There is a use for alum which even I won’t be trying. The final glorious entry in a Welsh medical manual, The Physicians of Middfai, published in 1177 CE prescribes a mixture of alum, marsh mallow and egg white so that, ‘…a man might hold a red hot bar of iron without burning.’ Alum does have fire retardant properties. It might have still felt hot, but least we can be assured that the hand wouldn’t have caught alight. Alum was used to fireproof paper, wood and cloth and it is used in fire extinguishers. I can personally recommend alum for sterilizing and sealing a knuckle wounds. These wounds normally keep breaking open, deepening and enlarging. While at Wrest Park April 2012, I ripped my knuckle on a metal cooker grill. Having only just set up the tent at dusk in the hail and without clean water, I spat on the wound and sterilized it for a good few minutes with the piece of alum I carry around with me. I forgot about it until the next morning and then went to wash my hands. A thin flexible scab had formed. Despite attending tent pegs and acres of wet canvas all weekend, the wound never broke open and within no time it healed. In compelling Medieval fashion, I might add: Probatem est! (It is proven). In Britain we have a long and sometimes intimate connection with alum and its usefulness should ne’re be forgotten. References Bostock, J, 1855, The Natural History, Pliny the Elder, Londy Taylor and Francis [online] Williams Ab Ithel, J., 2010, The Physicians of Myddfai, D.J. Roderick, London Caley, E. R., 1926, “The Stockholm Papyrus : An English Translation with brief notes” Journal of Chemical Education, IV:8 : 979-1002 Dawson, W., 1934, A Leechbook of Collection of Medicinal Recipes of the Fifteenth Century 1934, MacMillan and Co, London Fryde, E.B & Fryde E.B., 2003, Studies in Medieval Trade and Finance, Hambledon Press Biography Sally Mittuch founded Natural Spa Supplies Ltd, a company, specializing in historic washing and cleaning resources. She has the volcanic alum collected from the desert surface in Morocco and exported via the ancient port of Tangier.
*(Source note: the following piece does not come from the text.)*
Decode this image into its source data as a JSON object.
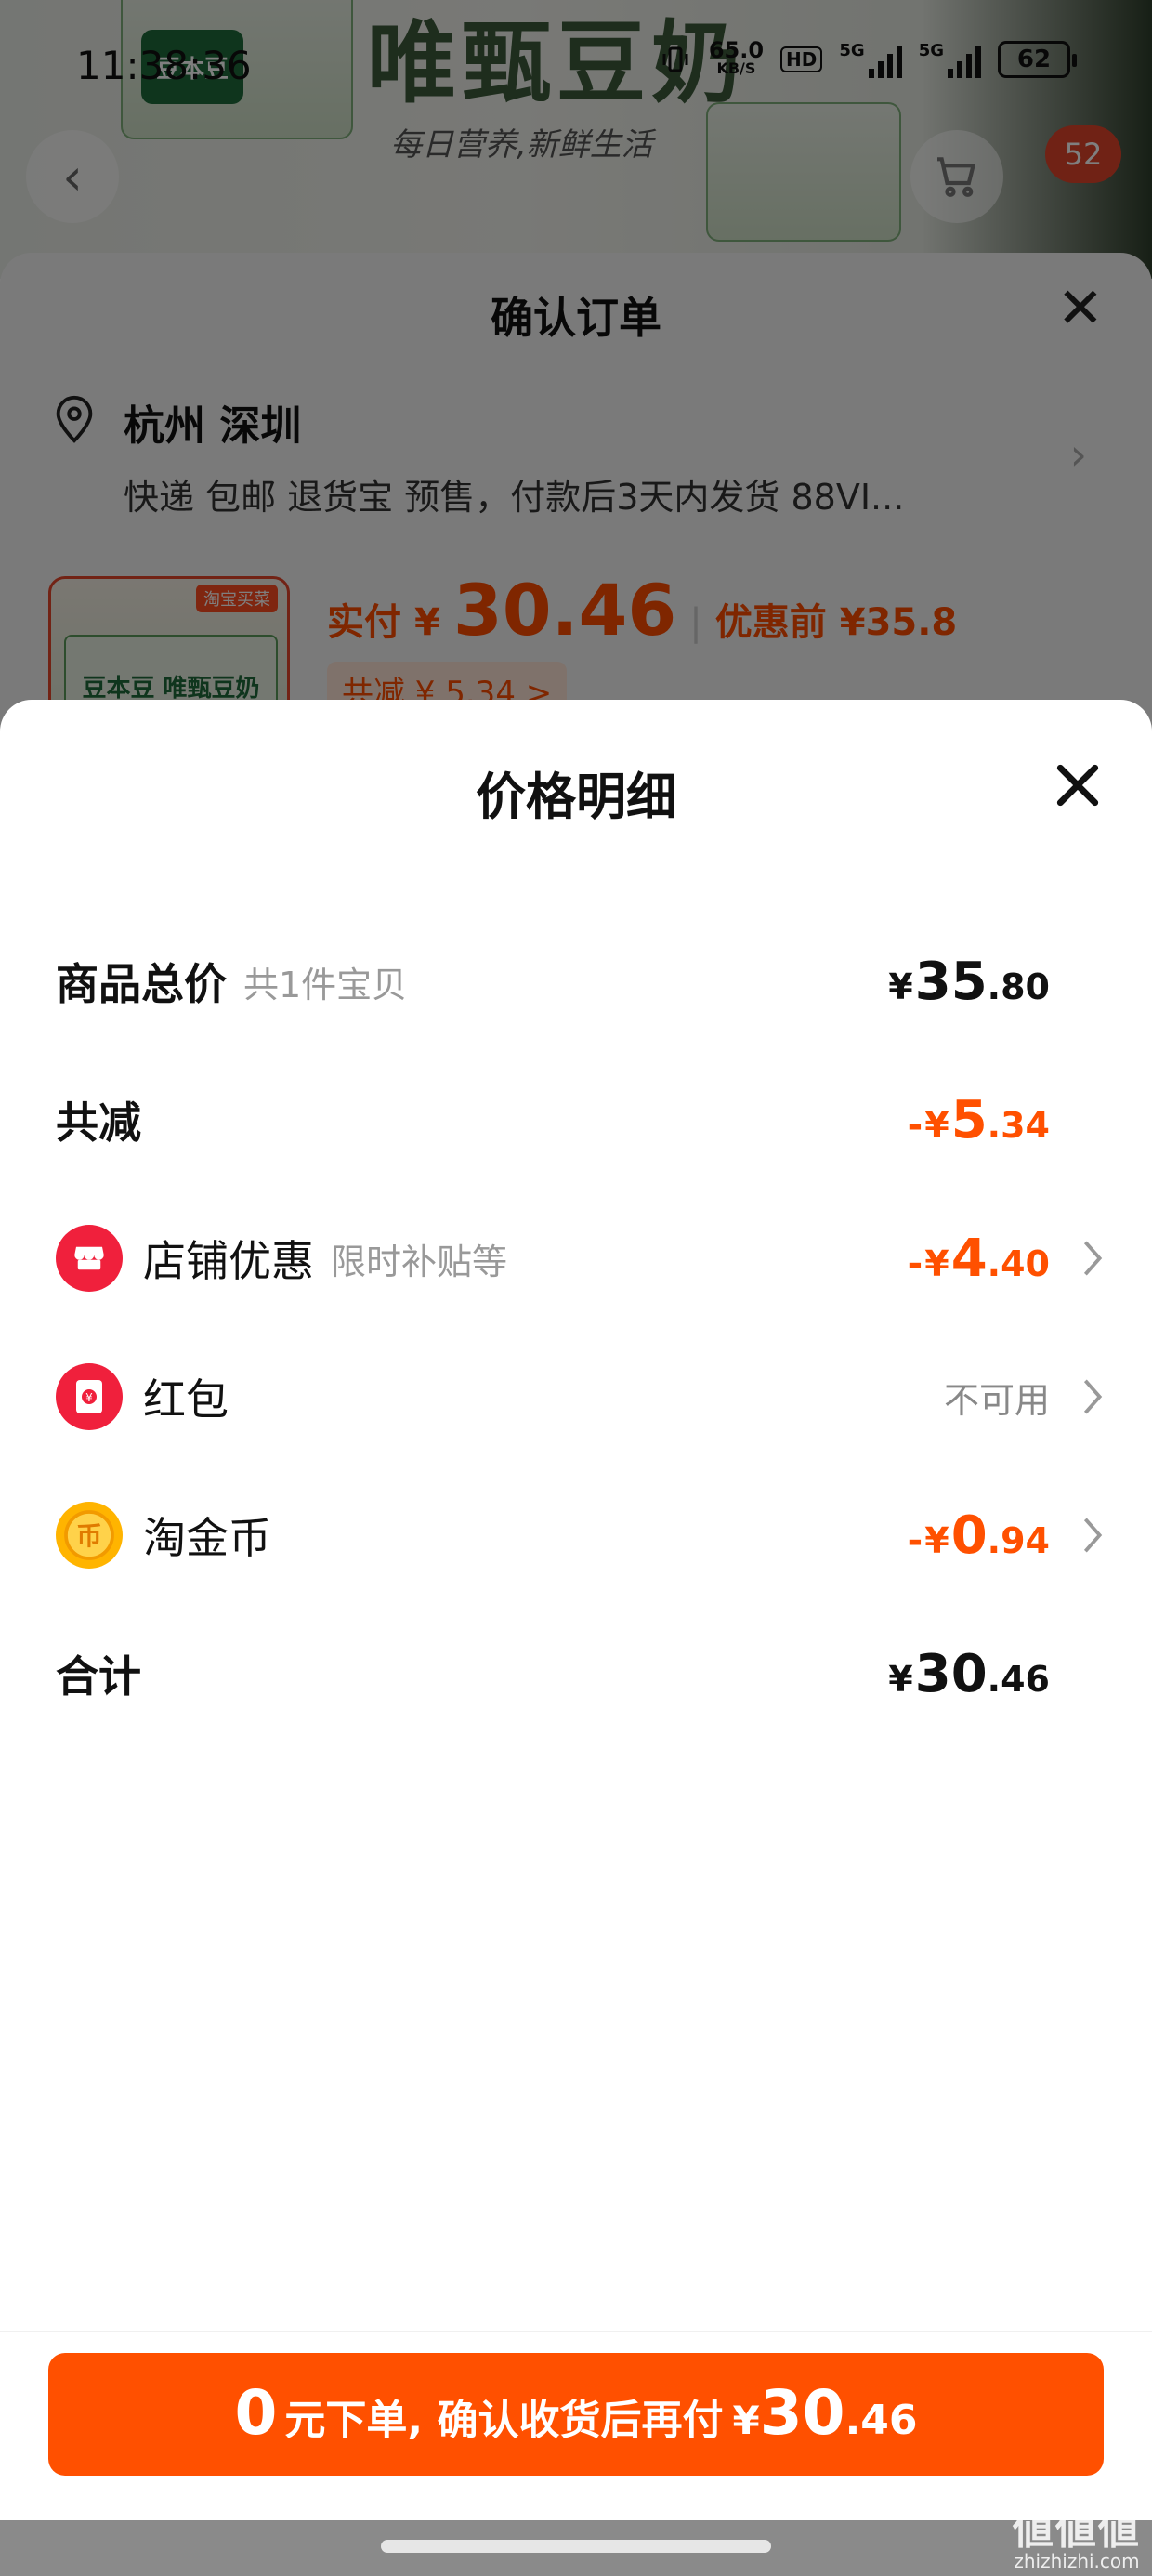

It is supplied any quantity, as crystal, granules or pebbles, depending on the needs and uses. The website is www.naturalspasupplies.co.uk or you can call on 0800 023 5008 0r 01379 588100